some of the things necessary to live up to their commitment to the eu. does this throw a wrench into the works? >> i think we should be thinking about it. the somewhat untold story is that -- >> you heard of this guy before this? >> absolutely. >> was he funny. >> he's funny. it would be a little bit like -- >> jackie mason? >> no -- >> seinfeld. >> robin williams or somebody. he was big in the '80s this guy. he also has been a big part of the political satire, all the rest of it. very, very bright guy. but you know, it's almost an a listic party. it's july real just truly a protest vote. to my knowledge it's gotten over 25% of the vote, the latest thing i've seen. monti is the best of the best. i honestly believe that is one of the, you know, on democracies it's easier to give stuff away. >> two years ago he had just started and i asked why are these pictures of monti in a beach chair. and they all said send monti to the beach. that was two years ago. >> yeah, he's only been in there a group -- grillo is moving. five-star movement is only three years old. it's a very organized,
overwhelmed either by europe writ large, the eu or china somehow swallowing up every bit of innovation that exist in the world. they are no longer i think worried about our economy being overwhelmed beyond our shores. but, and i don't think there is no, very little doubt in any circles out there about america's ability to be in position to lead the world in the 21st century. not only in terms of our foreign policy, our incredible defense establishment, but economically. i think the american people are ready to get up as a civil rights leader when i was coming up as a kid said, the american people are just tired of being tired. get up and move. you guys know that because it's happening in your state. you're probably feeling it in your fingertips more than most of us do here in washington. and as i said i think they know we're better positioned than any of the nation in the world to lead the world. and that's what i think they are so frustrated by what they see and don't see happening here in washington. and i think their frustration is turning into a little bit of anger. i found an inte

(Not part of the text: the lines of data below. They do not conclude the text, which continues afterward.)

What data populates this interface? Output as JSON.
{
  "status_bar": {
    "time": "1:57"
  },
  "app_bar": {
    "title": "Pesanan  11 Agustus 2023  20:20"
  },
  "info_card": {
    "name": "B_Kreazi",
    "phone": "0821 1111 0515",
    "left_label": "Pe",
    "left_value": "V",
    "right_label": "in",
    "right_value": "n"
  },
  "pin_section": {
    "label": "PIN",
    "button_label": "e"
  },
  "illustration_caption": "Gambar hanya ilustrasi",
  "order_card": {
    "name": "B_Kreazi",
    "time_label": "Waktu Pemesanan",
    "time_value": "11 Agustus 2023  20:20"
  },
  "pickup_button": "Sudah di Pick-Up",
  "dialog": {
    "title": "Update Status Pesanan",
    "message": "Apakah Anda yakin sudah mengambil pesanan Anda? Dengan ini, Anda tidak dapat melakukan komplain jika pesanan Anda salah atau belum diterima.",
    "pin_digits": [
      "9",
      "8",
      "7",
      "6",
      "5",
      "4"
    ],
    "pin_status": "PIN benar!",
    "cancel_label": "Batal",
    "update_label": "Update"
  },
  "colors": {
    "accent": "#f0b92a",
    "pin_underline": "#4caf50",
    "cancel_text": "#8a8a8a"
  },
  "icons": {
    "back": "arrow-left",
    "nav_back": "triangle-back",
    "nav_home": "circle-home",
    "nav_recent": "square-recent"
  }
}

Search Results 0 to 22 of about 23 (some duplicates have been removed)